Kanada (Sanskrit: कणाद, romanized: Kaṇāda), also known as Kashyapa, Ulūka, Kananda and Kanabhuk, was an ancient Indian natural scientist and philosopher who founded the Vaisheshika school of Indian philosophy that also represents the earliest Indian physics.

Estimated to have lived sometime between 6th century to 2nd century BCE, little is known about his life. His traditional name “Kanada” means “atom eater”, and he is known for developing the foundations of an atomistic approach to physics and philosophy in the Sanskrit text Vaiśeṣika Sūtra. His text is also known as Kanada Sutras, or Aphorisms of Kanada.

The school founded by Kanada explains the creation and existence of the universe by proposing an atomistic theory, applying logic and realism, and is one of the earliest known systematic realist ontology in human history. Kanada suggested that everything can be subdivided, but this subdivision cannot go on forever, and there must be smallest entities (parmanu) that cannot be divided, that are eternal, that aggregate in different ways to yield complex substances and bodies with unique identity, a process that involves heat, and this is the basis for all material existence.

He used these ideas with the concept of Atman (soul, Self) to develop a non-theistic means to moksha. If viewed from the prism of physics, his ideas imply a clear role for the observer as independent of the system being studied. Kanada’s ideas were influential on other schools of Hinduism, and over its history became closely associated with the Nyaya school of Hindu philosophy.

Kanada’s system speaks of six properties (padārthas) that are nameable and knowable. He claims that these are sufficient to describe everything in the universe, including observers. These six categories are dravya (substance), guna (quality), karmana (motion), samaya (time), visesa (particular), and samavaya (inherence). There are nine classes of substances (dravya), some of which are atomic, some non-atomic, and others that are all-pervasive.

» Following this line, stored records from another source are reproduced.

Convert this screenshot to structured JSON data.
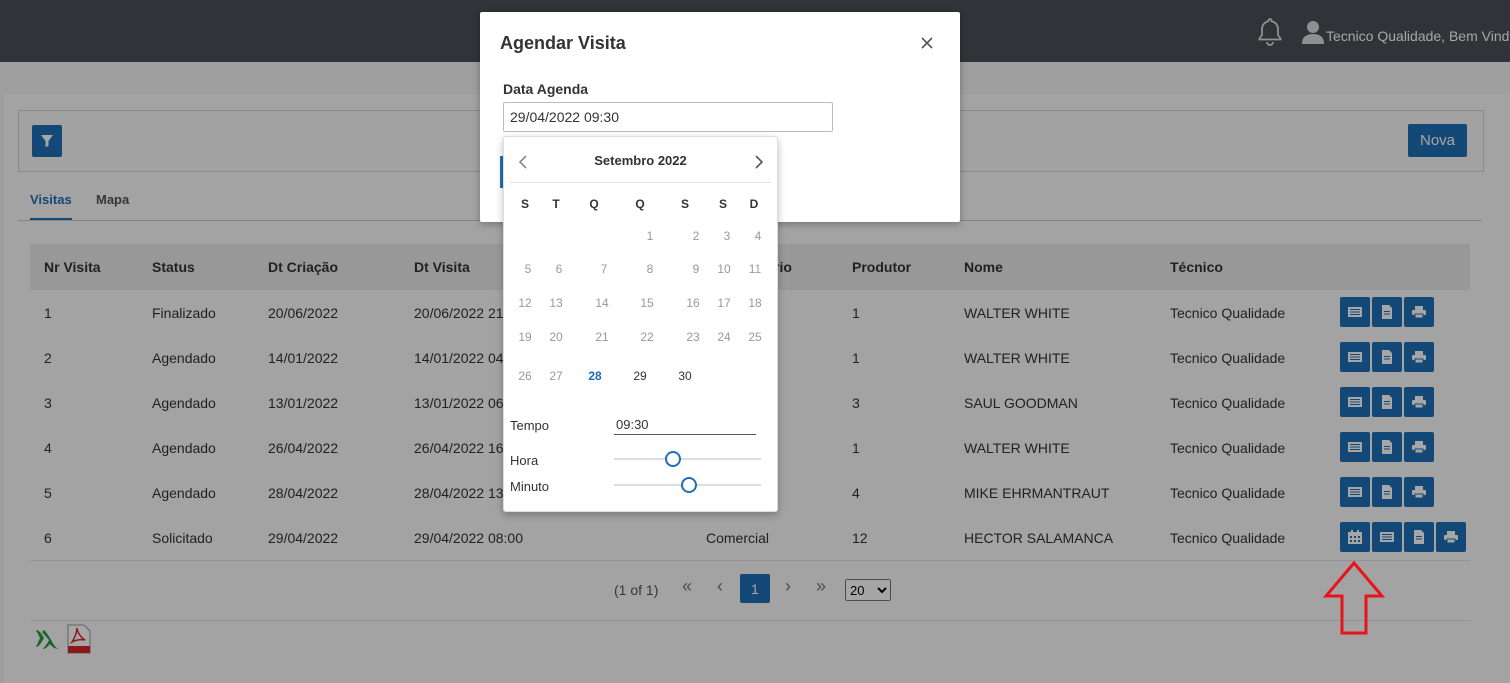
{
  "header": {
    "greeting": "Tecnico Qualidade, Bem Vindo"
  },
  "toolbar": {
    "nova_label": "Nova"
  },
  "tabs": [
    {
      "label": "Visitas"
    },
    {
      "label": "Mapa"
    }
  ],
  "table": {
    "columns": [
      "Nr Visita",
      "Status",
      "Dt Criação",
      "Dt Visita",
      "rio",
      "Produtor",
      "Nome",
      "Técnico"
    ],
    "rows": [
      {
        "nr": "1",
        "status": "Finalizado",
        "criacao": "20/06/2022",
        "visita": "20/06/2022 21:",
        "tipo": "",
        "produtor": "1",
        "nome": "WALTER WHITE",
        "tecnico": "Tecnico Qualidade"
      },
      {
        "nr": "2",
        "status": "Agendado",
        "criacao": "14/01/2022",
        "visita": "14/01/2022 04:",
        "tipo": "",
        "produtor": "1",
        "nome": "WALTER WHITE",
        "tecnico": "Tecnico Qualidade"
      },
      {
        "nr": "3",
        "status": "Agendado",
        "criacao": "13/01/2022",
        "visita": "13/01/2022 06:",
        "tipo": "",
        "produtor": "3",
        "nome": "SAUL GOODMAN",
        "tecnico": "Tecnico Qualidade"
      },
      {
        "nr": "4",
        "status": "Agendado",
        "criacao": "26/04/2022",
        "visita": "26/04/2022 16:",
        "tipo": "",
        "produtor": "1",
        "nome": "WALTER WHITE",
        "tecnico": "Tecnico Qualidade"
      },
      {
        "nr": "5",
        "status": "Agendado",
        "criacao": "28/04/2022",
        "visita": "28/04/2022 13:",
        "tipo": "",
        "produtor": "4",
        "nome": "MIKE EHRMANTRAUT",
        "tecnico": "Tecnico Qualidade"
      },
      {
        "nr": "6",
        "status": "Solicitado",
        "criacao": "29/04/2022",
        "visita": "29/04/2022 08:00",
        "tipo": "Comercial",
        "produtor": "12",
        "nome": "HECTOR SALAMANCA",
        "tecnico": "Tecnico Qualidade"
      }
    ]
  },
  "pagination": {
    "summary": "(1 of 1)",
    "first": "«",
    "prev": "‹",
    "current": "1",
    "next": "›",
    "last": "»",
    "page_size": "20",
    "page_size_options": [
      "20"
    ]
  },
  "dialog": {
    "title": "Agendar Visita",
    "close": "×",
    "field_label": "Data Agenda",
    "field_value": "29/04/2022 09:30"
  },
  "datepicker": {
    "month_label": "Setembro 2022",
    "weekdays": [
      "S",
      "T",
      "Q",
      "Q",
      "S",
      "S",
      "D"
    ],
    "weeks": [
      [
        "",
        "",
        "",
        "1",
        "2",
        "3",
        "4"
      ],
      [
        "5",
        "6",
        "7",
        "8",
        "9",
        "10",
        "11"
      ],
      [
        "12",
        "13",
        "14",
        "15",
        "16",
        "17",
        "18"
      ],
      [
        "19",
        "20",
        "21",
        "22",
        "23",
        "24",
        "25"
      ],
      [
        "26",
        "27",
        "28",
        "29",
        "30",
        "",
        ""
      ]
    ],
    "today": "28",
    "time_label": "Tempo",
    "time_value": "09:30",
    "hour_label": "Hora",
    "minute_label": "Minuto",
    "hour_value": 9,
    "minute_value": 30
  },
  "colors": {
    "accent": "#1f6fb5",
    "topbar": "#4a5058",
    "annotation_arrow": "#e8141c"
  }
}
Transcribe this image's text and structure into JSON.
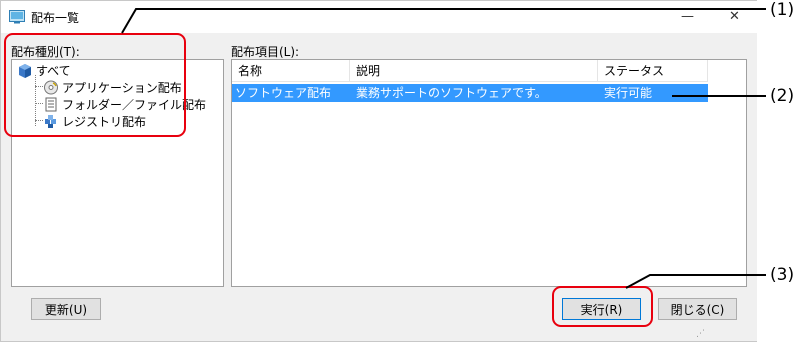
{
  "window": {
    "title": "配布一覧",
    "minimize_glyph": "—",
    "close_glyph": "✕"
  },
  "left_panel": {
    "label": "配布種別(T):",
    "tree": [
      {
        "label": "すべて",
        "icon": "all-distributions-icon"
      },
      {
        "label": "アプリケーション配布",
        "icon": "application-disc-icon"
      },
      {
        "label": "フォルダー／ファイル配布",
        "icon": "folder-file-icon"
      },
      {
        "label": "レジストリ配布",
        "icon": "registry-icon"
      }
    ]
  },
  "right_panel": {
    "label": "配布項目(L):",
    "columns": [
      "名称",
      "説明",
      "ステータス"
    ],
    "rows": [
      {
        "name": "ソフトウェア配布",
        "description": "業務サポートのソフトウェアです。",
        "status": "実行可能"
      }
    ]
  },
  "buttons": {
    "refresh": "更新(U)",
    "execute": "実行(R)",
    "close": "閉じる(C)"
  },
  "annotations": {
    "marker1": "(1)",
    "marker2": "(2)",
    "marker3": "(3)"
  },
  "colors": {
    "selection": "#3399ff",
    "callout": "#e8000e",
    "window_bg": "#f0f0f0"
  }
}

The ideas of Kanada span a wide range of fields, and they influenced not only philosophy, but possibly scholars in other fields such as Charaka who wrote a medical text that has survived as Charaka Samhita.